-Friday Snow showers. The snow could be heavy at times. Temperature falling to around 15 by 4pm. Wind chill values as low as -13. Windy, with a south southwest wind 80 to 85 mph decreasing to 70 to 75 mph in the afternoon. Winds could gust as high as 115 mph. Chance of precipitation is 100%. New snow accumulation of 23 to 29 inches possible.
-Friday Night Snow. The snow could be heavy at times. Low around 14.
Wind chill values as low as -13. Windy, with a south southwest wind
70 to 80 mph, with gusts as high as 115 mph. Chance of precipitation is 100%. New snow accumulation of 21 to 27 inches possible.
-Saturday Snow. The snow could be heavy at times. High near 19.
Windy, with a southwest wind 75 to 80 mph, with gusts as high as 115 mph. Chance of precipitation is 100%. New snow accumulation of 22 to
28 inches possible.
-Saturday Night Snow. The snow could be heavy at times. Low around 17. Windy. Chance of precipitation is 100%. New snow accumulation of
29 to 35 inches possible.
-Sunday Snow. The snow could be heavy at times. High near 18. Windy.
Chance of precipitation is 100%. New snow accumulation of 11 to 17 inches possible.
-Sunday Night Snow showers likely. Cloudy, with a low around 9. Windy.
Somehow putting out a forecast of a 12"+ "megastorm" for Minnesota in winter suddenly feels... inadequate.
Rumors of snow late next week?
Call it "A big maybe" at this point.
GFS runs Thursday hinted at some "phasing" of upper air and surface systems near Minnesota late next week. If that happens...and it's a big if a week out...there could be a chance of some significant snow next Thursday night or Friday on Minnesota.
It could also be just a passing forecast model fantasy...especially from the notoriously dicey GFS Model.
Still, the overall pattern suggests something may be in the cards. It's (always) too early for apocalyptic headlines a week out, but this one may be worth watching.

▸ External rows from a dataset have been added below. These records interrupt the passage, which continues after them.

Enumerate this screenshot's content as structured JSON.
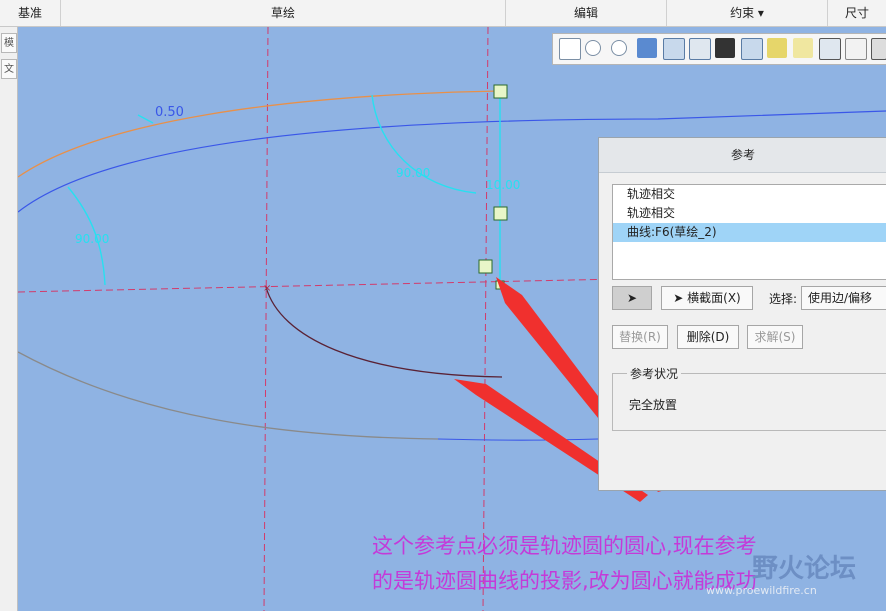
{
  "topbar": {
    "groups": [
      "基准",
      "草绘",
      "编辑",
      "约束 ▾",
      "尺寸"
    ]
  },
  "left_tabs": [
    "模型树",
    "文"
  ],
  "sketch": {
    "dim_angle_left": "90.00",
    "dim_angle_top": "90.00",
    "dim_vertical": "10.00",
    "dim_offset": "0.50"
  },
  "dialog": {
    "title": "参考",
    "references": [
      "轨迹相交",
      "轨迹相交",
      "曲线:F6(草绘_2)"
    ],
    "selected_index": 2,
    "cross_section_button": "横截面(X)",
    "select_label": "选择:",
    "select_value": "使用边/偏移",
    "replace_button": "替换(R)",
    "delete_button": "删除(D)",
    "solve_button": "求解(S)",
    "status_group_title": "参考状况",
    "status_text": "完全放置"
  },
  "annotation": {
    "line1": "这个参考点必须是轨迹圆的圆心,现在参考",
    "line2": "的是轨迹圆曲线的投影,改为圆心就能成功"
  },
  "watermark": {
    "title": "野火论坛",
    "url": "www.proewildfire.cn"
  },
  "colors": {
    "canvas": "#8fb3e3",
    "dimension": "#27e0f0",
    "annotation_text": "#c43ad9",
    "arrow": "#f0302e"
  }
}
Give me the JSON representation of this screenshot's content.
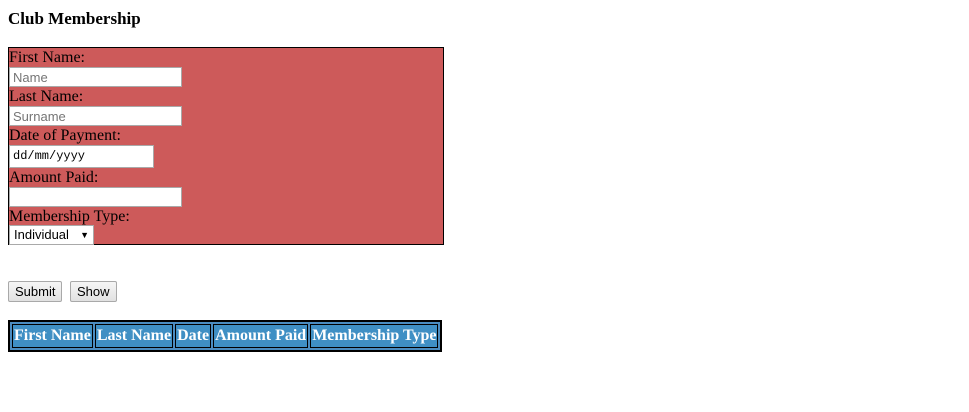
{
  "page": {
    "title": "Club Membership"
  },
  "form": {
    "first_name": {
      "label": "First Name:",
      "placeholder": "Name",
      "value": ""
    },
    "last_name": {
      "label": "Last Name:",
      "placeholder": "Surname",
      "value": ""
    },
    "date_of_payment": {
      "label": "Date of Payment:",
      "value": "dd/mm/yyyy"
    },
    "amount_paid": {
      "label": "Amount Paid:",
      "value": ""
    },
    "membership_type": {
      "label": "Membership Type:",
      "selected": "Individual"
    }
  },
  "buttons": {
    "submit_label": "Submit",
    "show_label": "Show"
  },
  "table": {
    "headers": [
      "First Name",
      "Last Name",
      "Date",
      "Amount Paid",
      "Membership Type"
    ],
    "rows": []
  },
  "colors": {
    "form_background": "#cd5a5a",
    "table_header_background": "#3f8fc4"
  }
}
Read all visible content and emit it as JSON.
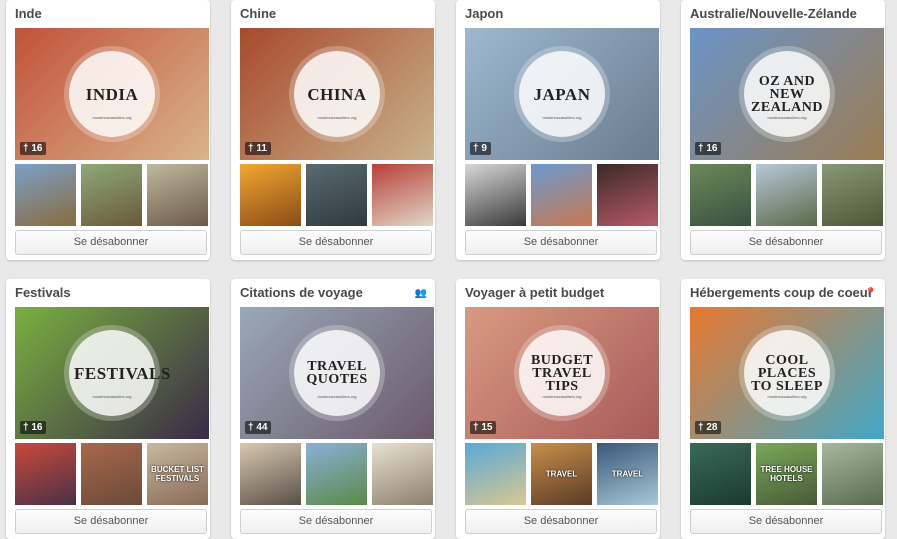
{
  "boards": [
    {
      "title": "Inde",
      "pins": "16",
      "cover_text": "INDIA",
      "cover_site": "mostmoscasuliers.org",
      "button": "Se désabonner",
      "flag_icon": "",
      "colors": [
        "#c2523a",
        "#d9b48a"
      ],
      "thumbs": [
        {
          "colors": [
            "#7aa0c8",
            "#8a6b3e"
          ],
          "text": ""
        },
        {
          "colors": [
            "#8fa878",
            "#6a5a3a"
          ],
          "text": ""
        },
        {
          "colors": [
            "#c0b8a0",
            "#6b5a48"
          ],
          "text": ""
        }
      ]
    },
    {
      "title": "Chine",
      "pins": "11",
      "cover_text": "CHINA",
      "cover_site": "mostmoscasuliers.org",
      "button": "Se désabonner",
      "flag_icon": "",
      "colors": [
        "#a84a2c",
        "#c9b28c"
      ],
      "thumbs": [
        {
          "colors": [
            "#f2a830",
            "#8a4a18"
          ],
          "text": ""
        },
        {
          "colors": [
            "#5a6a70",
            "#2e3a3e"
          ],
          "text": ""
        },
        {
          "colors": [
            "#b84038",
            "#e0d8c8"
          ],
          "text": ""
        }
      ]
    },
    {
      "title": "Japon",
      "pins": "9",
      "cover_text": "JAPAN",
      "cover_site": "mostmoscasuliers.org",
      "button": "Se désabonner",
      "flag_icon": "",
      "colors": [
        "#9db8d0",
        "#6a7c8e"
      ],
      "thumbs": [
        {
          "colors": [
            "#d8d8d8",
            "#3a3a3a"
          ],
          "text": ""
        },
        {
          "colors": [
            "#6a9ad0",
            "#c87850"
          ],
          "text": ""
        },
        {
          "colors": [
            "#3a2a28",
            "#b85a68"
          ],
          "text": ""
        }
      ]
    },
    {
      "title": "Australie/Nouvelle-Zélande",
      "pins": "16",
      "cover_text": "OZ AND\nNEW\nZEALAND",
      "cover_site": "mostmoscasuliers.org",
      "button": "Se désabonner",
      "flag_icon": "",
      "colors": [
        "#6a94c8",
        "#9c7c52"
      ],
      "thumbs": [
        {
          "colors": [
            "#6a8a5a",
            "#3a5040"
          ],
          "text": ""
        },
        {
          "colors": [
            "#b8c8d8",
            "#5a6a48"
          ],
          "text": ""
        },
        {
          "colors": [
            "#8a9878",
            "#4a5838"
          ],
          "text": ""
        }
      ]
    },
    {
      "title": "Festivals",
      "pins": "16",
      "cover_text": "FESTIVALS",
      "cover_site": "mostmoscasuliers.org",
      "button": "Se désabonner",
      "flag_icon": "",
      "colors": [
        "#7ab040",
        "#3a2a48"
      ],
      "thumbs": [
        {
          "colors": [
            "#c84a3a",
            "#4a3048"
          ],
          "text": ""
        },
        {
          "colors": [
            "#a8684a",
            "#6a4a3a"
          ],
          "text": ""
        },
        {
          "colors": [
            "#c8b8a0",
            "#8a6a58"
          ],
          "text": "BUCKET LIST FESTIVALS"
        }
      ]
    },
    {
      "title": "Citations de voyage",
      "pins": "44",
      "cover_text": "TRAVEL\nQUOTES",
      "cover_site": "mostmoscasuliers.org",
      "button": "Se désabonner",
      "flag_icon": "👥",
      "colors": [
        "#9aa8b8",
        "#6a5a6a"
      ],
      "thumbs": [
        {
          "colors": [
            "#d8c8b0",
            "#5a5048"
          ],
          "text": ""
        },
        {
          "colors": [
            "#8ab0d8",
            "#5a8a48"
          ],
          "text": ""
        },
        {
          "colors": [
            "#e8e0d0",
            "#8a8070"
          ],
          "text": ""
        }
      ]
    },
    {
      "title": "Voyager à petit budget",
      "pins": "15",
      "cover_text": "BUDGET\nTRAVEL\nTIPS",
      "cover_site": "mostmoscasuliers.org",
      "button": "Se désabonner",
      "flag_icon": "",
      "colors": [
        "#d89a80",
        "#a85a5a"
      ],
      "thumbs": [
        {
          "colors": [
            "#5aa8d8",
            "#d8c890"
          ],
          "text": ""
        },
        {
          "colors": [
            "#c89048",
            "#5a3a28"
          ],
          "text": "TRAVEL"
        },
        {
          "colors": [
            "#3a5878",
            "#a8c8d8"
          ],
          "text": "TRAVEL"
        }
      ]
    },
    {
      "title": "Hébergements coup de coeur",
      "pins": "28",
      "cover_text": "COOL\nPLACES\nTO SLEEP",
      "cover_site": "mostmoscasuliers.org",
      "button": "Se désabonner",
      "flag_icon": "📍",
      "colors": [
        "#e87830",
        "#40a8c8"
      ],
      "thumbs": [
        {
          "colors": [
            "#3a6a58",
            "#1a3a30"
          ],
          "text": ""
        },
        {
          "colors": [
            "#7aa858",
            "#4a5a38"
          ],
          "text": "TREE HOUSE HOTELS"
        },
        {
          "colors": [
            "#a8b8a0",
            "#5a6a50"
          ],
          "text": ""
        }
      ]
    }
  ]
}
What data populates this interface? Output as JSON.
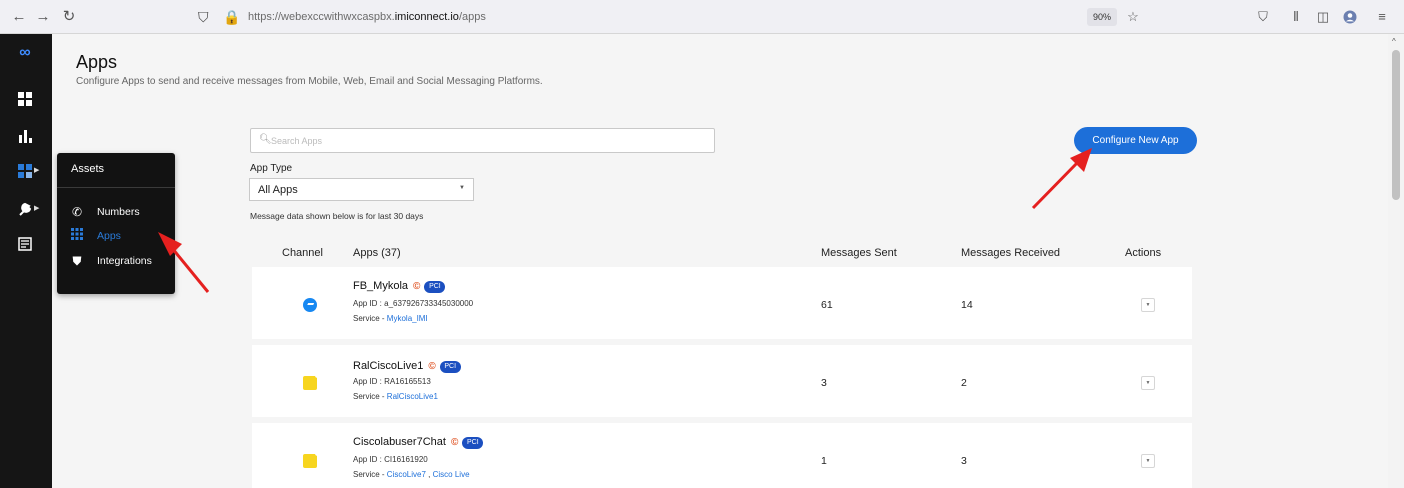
{
  "browser": {
    "url_prefix": "https://webexccwithwxcaspbx.",
    "url_host": "imiconnect.io",
    "url_path": "/apps",
    "zoom": "90%"
  },
  "icons": {
    "back": "arrow-left-icon",
    "forward": "arrow-right-icon",
    "reload": "reload-icon",
    "shield": "shield-icon",
    "lock": "lock-icon",
    "star": "star-icon",
    "pocket": "pocket-icon",
    "library": "library-icon",
    "sidebar": "sidebar-icon",
    "profile": "profile-icon",
    "menu": "hamburger-menu-icon"
  },
  "rail": {
    "items": [
      {
        "name": "webex-logo",
        "glyph": "∞"
      },
      {
        "name": "dashboard",
        "glyph": "▦"
      },
      {
        "name": "analytics",
        "glyph": "ılı"
      },
      {
        "name": "assets",
        "glyph": "▚"
      },
      {
        "name": "tools",
        "glyph": "🔧"
      },
      {
        "name": "logs",
        "glyph": "☷"
      }
    ]
  },
  "flyout": {
    "title": "Assets",
    "items": [
      {
        "label": "Numbers",
        "icon": "phone-icon"
      },
      {
        "label": "Apps",
        "icon": "grid-icon",
        "active": true
      },
      {
        "label": "Integrations",
        "icon": "plug-icon"
      }
    ]
  },
  "page": {
    "title": "Apps",
    "subtitle": "Configure Apps to send and receive messages from Mobile, Web, Email and Social Messaging Platforms.",
    "search_placeholder": "Search Apps",
    "configure_button": "Configure New App",
    "app_type_label": "App Type",
    "app_type_value": "All Apps",
    "note": "Message data shown below is for last 30 days"
  },
  "table": {
    "headers": {
      "channel": "Channel",
      "apps": "Apps (37)",
      "sent": "Messages Sent",
      "received": "Messages Received",
      "actions": "Actions"
    },
    "rows": [
      {
        "channel": "messenger",
        "name": "FB_Mykola",
        "badge_c": "©",
        "badge_pci": "PCI",
        "app_id": "App ID : a_637926733345030000",
        "service_prefix": "Service - ",
        "services": [
          "Mykola_IMI"
        ],
        "sent": "61",
        "received": "14"
      },
      {
        "channel": "chat",
        "name": "RalCiscoLive1",
        "badge_c": "©",
        "badge_pci": "PCI",
        "app_id": "App ID : RA16165513",
        "service_prefix": "Service - ",
        "services": [
          "RalCiscoLive1"
        ],
        "sent": "3",
        "received": "2"
      },
      {
        "channel": "chat",
        "name": "Ciscolabuser7Chat",
        "badge_c": "©",
        "badge_pci": "PCI",
        "app_id": "App ID : CI16161920",
        "service_prefix": "Service - ",
        "services": [
          "CiscoLive7",
          "Cisco Live"
        ],
        "sent": "1",
        "received": "3"
      }
    ]
  },
  "colors": {
    "accent": "#1d6fd9",
    "rail": "#151515",
    "annotation_arrow": "#e5201f"
  }
}
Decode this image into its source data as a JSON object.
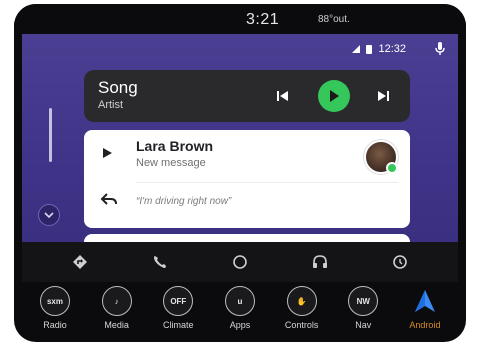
{
  "head_unit": {
    "clock": "3:21",
    "outside_temp": "88°out."
  },
  "status_bar": {
    "time": "12:32",
    "icons": [
      "signal-icon",
      "battery-icon",
      "microphone-icon"
    ]
  },
  "media_card": {
    "title": "Song",
    "subtitle": "Artist",
    "controls": [
      "previous-track-icon",
      "play-icon",
      "next-track-icon"
    ],
    "accent": "#35c759"
  },
  "message_card": {
    "sender": "Lara Brown",
    "preview": "New message",
    "reply_suggestion": "“I'm driving right now”"
  },
  "android_auto_nav": {
    "icons": [
      "navigation-icon",
      "phone-icon",
      "home-icon",
      "headphones-icon",
      "notifications-icon"
    ]
  },
  "dock": {
    "items": [
      {
        "label": "Radio",
        "badge": "sxm"
      },
      {
        "label": "Media",
        "badge": "♪"
      },
      {
        "label": "Climate",
        "badge": "OFF"
      },
      {
        "label": "Apps",
        "badge": "u"
      },
      {
        "label": "Controls",
        "badge": "✋"
      },
      {
        "label": "Nav",
        "badge": "NW"
      },
      {
        "label": "Android",
        "badge": ""
      }
    ],
    "active_color": "#d98a2a"
  },
  "theme": {
    "screen_bg": "#433889",
    "card_bg": "#2a2a2d",
    "navbar_bg": "#141417"
  }
}
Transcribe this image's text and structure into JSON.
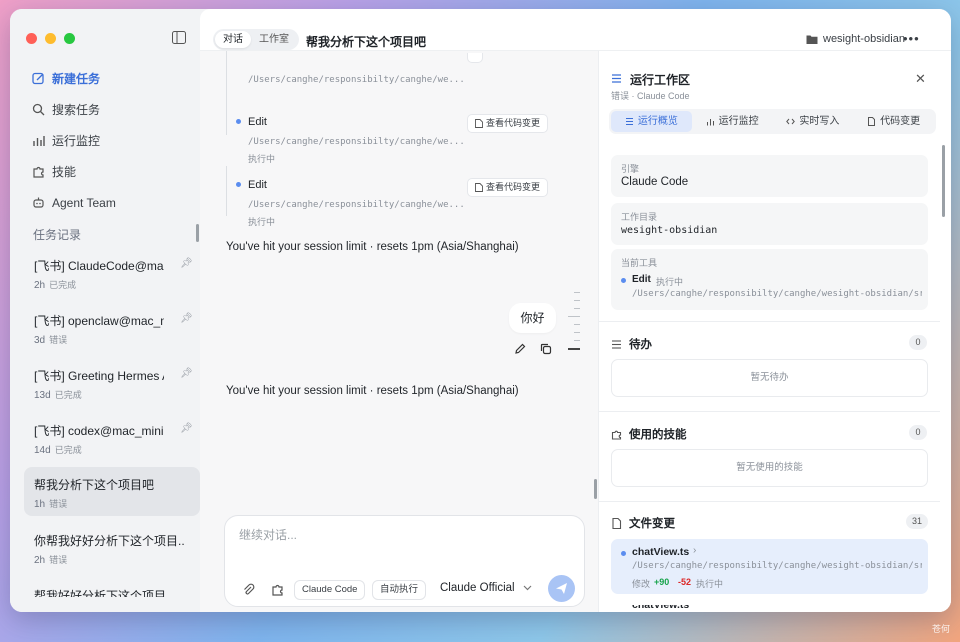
{
  "sidebar": {
    "nav": [
      {
        "label": "新建任务",
        "icon": "edit-square-icon",
        "active": true
      },
      {
        "label": "搜索任务",
        "icon": "search-icon",
        "active": false
      },
      {
        "label": "运行监控",
        "icon": "bar-chart-icon",
        "active": false
      },
      {
        "label": "技能",
        "icon": "puzzle-icon",
        "active": false
      },
      {
        "label": "Agent Team",
        "icon": "robot-icon",
        "active": false
      }
    ],
    "section_title": "任务记录",
    "tasks": [
      {
        "title": "[飞书] ClaudeCode@mac_",
        "time": "2h",
        "status": "已完成",
        "pinned": true
      },
      {
        "title": "[飞书] openclaw@mac_mi",
        "time": "3d",
        "status": "错误",
        "pinned": true
      },
      {
        "title": "[飞书] Greeting Hermes A",
        "time": "13d",
        "status": "已完成",
        "pinned": true
      },
      {
        "title": "[飞书] codex@mac_mini",
        "time": "14d",
        "status": "已完成",
        "pinned": true
      },
      {
        "title": "帮我分析下这个项目吧",
        "time": "1h",
        "status": "错误",
        "pinned": false,
        "active": true
      },
      {
        "title": "你帮我好好分析下这个项目...",
        "time": "2h",
        "status": "错误",
        "pinned": false
      },
      {
        "title": "帮我好好分析下这个项目",
        "time": "",
        "status": "",
        "pinned": false
      }
    ]
  },
  "header": {
    "tabs": [
      "对话",
      "工作室"
    ],
    "title": "帮我分析下这个项目吧",
    "folder": "wesight-obsidian",
    "more": "•••"
  },
  "chat": {
    "tool_calls": [
      {
        "name": "",
        "path": "/Users/canghe/responsibilty/canghe/we...",
        "status": ""
      },
      {
        "name": "Edit",
        "path": "/Users/canghe/responsibilty/canghe/we...",
        "status": "执行中",
        "button": "查看代码变更"
      },
      {
        "name": "Edit",
        "path": "/Users/canghe/responsibilty/canghe/we...",
        "status": "执行中",
        "button": "查看代码变更"
      }
    ],
    "limit_message_1": "You've hit your session limit · resets 1pm (Asia/Shanghai)",
    "user_bubble": "你好",
    "limit_message_2": "You've hit your session limit · resets 1pm (Asia/Shanghai)"
  },
  "composer": {
    "placeholder": "继续对话...",
    "pill_agent": "Claude Code",
    "pill_mode": "自动执行",
    "model": "Claude Official"
  },
  "panel": {
    "title": "运行工作区",
    "subtitle": "错误 · Claude Code",
    "tabs": [
      {
        "label": "运行概览",
        "icon": "list-icon",
        "active": true
      },
      {
        "label": "运行监控",
        "icon": "bar-chart-icon",
        "active": false
      },
      {
        "label": "实时写入",
        "icon": "code-icon",
        "active": false
      },
      {
        "label": "代码变更",
        "icon": "file-icon",
        "active": false
      }
    ],
    "engine_label": "引擎",
    "engine_value": "Claude Code",
    "dir_label": "工作目录",
    "dir_value": "wesight-obsidian",
    "tool_label": "当前工具",
    "tool_name": "Edit",
    "tool_status": "执行中",
    "tool_path": "/Users/canghe/responsibilty/canghe/wesight-obsidian/src...",
    "todo_title": "待办",
    "todo_count": "0",
    "todo_empty": "暂无待办",
    "skills_title": "使用的技能",
    "skills_count": "0",
    "skills_empty": "暂无使用的技能",
    "files_title": "文件变更",
    "files_count": "31",
    "file_name": "chatView.ts",
    "file_path": "/Users/canghe/responsibilty/canghe/wesight-obsidian/src...",
    "file_action": "修改",
    "file_add": "+90",
    "file_del": "-52",
    "file_status": "执行中",
    "file_next": "chatView.ts"
  },
  "colors": {
    "accent": "#3b6fd8",
    "add": "#16a34a",
    "del": "#dc2626"
  },
  "watermark": "苍何"
}
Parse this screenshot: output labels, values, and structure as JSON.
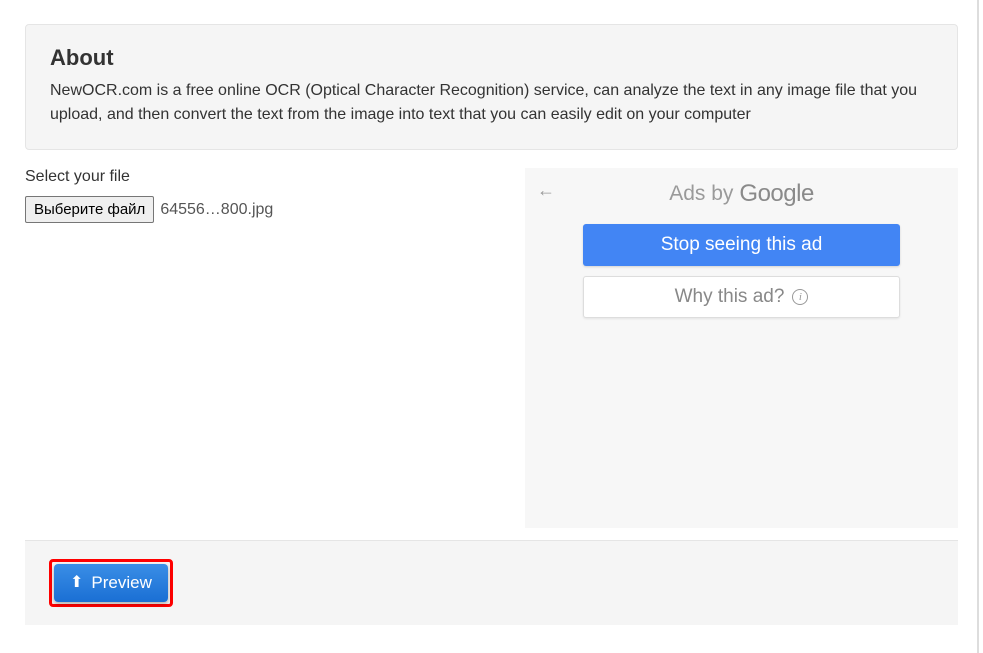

Forecasting snow: Tougher than hurricanes
People often ask me "What's the toughest thing to forecast Paul?"
My quick answer is always "snow storms."
Snow systems are highly complex animals. Storms tracks, moisture, temperature profiles and upper air energy all have to come together to get heavy snow. If just one element is missing, or if a storm track moves just 50 miles...or enough warm air works north to raise temperatures 2 degrees...it can be the difference between an inch of rain and a foot of snow.
These big beautiful beasts of winter are challenging to forecast. Forecasting hurricane tracks 3 days out actually proves more accurate than forecasting snowfall totals 3 days ahead.
That's why here at the Weather Lab we use the "24 hour rule."
Before a storm, I'll let you know about potential timing and the relative size of the storm. If there is a potential for significant snow...or heavy snow I'll say that if I think it's credible a few days in advance. That gives you, our customers, good longer range planning capability for a possible event.
As we approach 24 hours before the snow flies, I'll issue an more specific "inches" forecast. Why 24 hours? 24 hours is about where overall forecast accuracy..the "state of the science" that is meteorology...and having adequate time to plan ahead for a storm are "optimized."
You may hear forecasters throwing around multiple "inches forecasts" days in advance. 6" to 12" becomes 3" to 6" becomes 1" to 3" and back again. It gets to the point where that approach has little value...except to entertain and confuse.
The "meteorological reality" is that snowfall forecasting accuracy dramatically increases about 24 hours before the event. Even then, forecasting snow is one of the toughest forecasts we make as meteorologist.
It's also one of the most entertaining things I've ever done in my life. Instant gratification or widespread public ridicule is only a few hours away!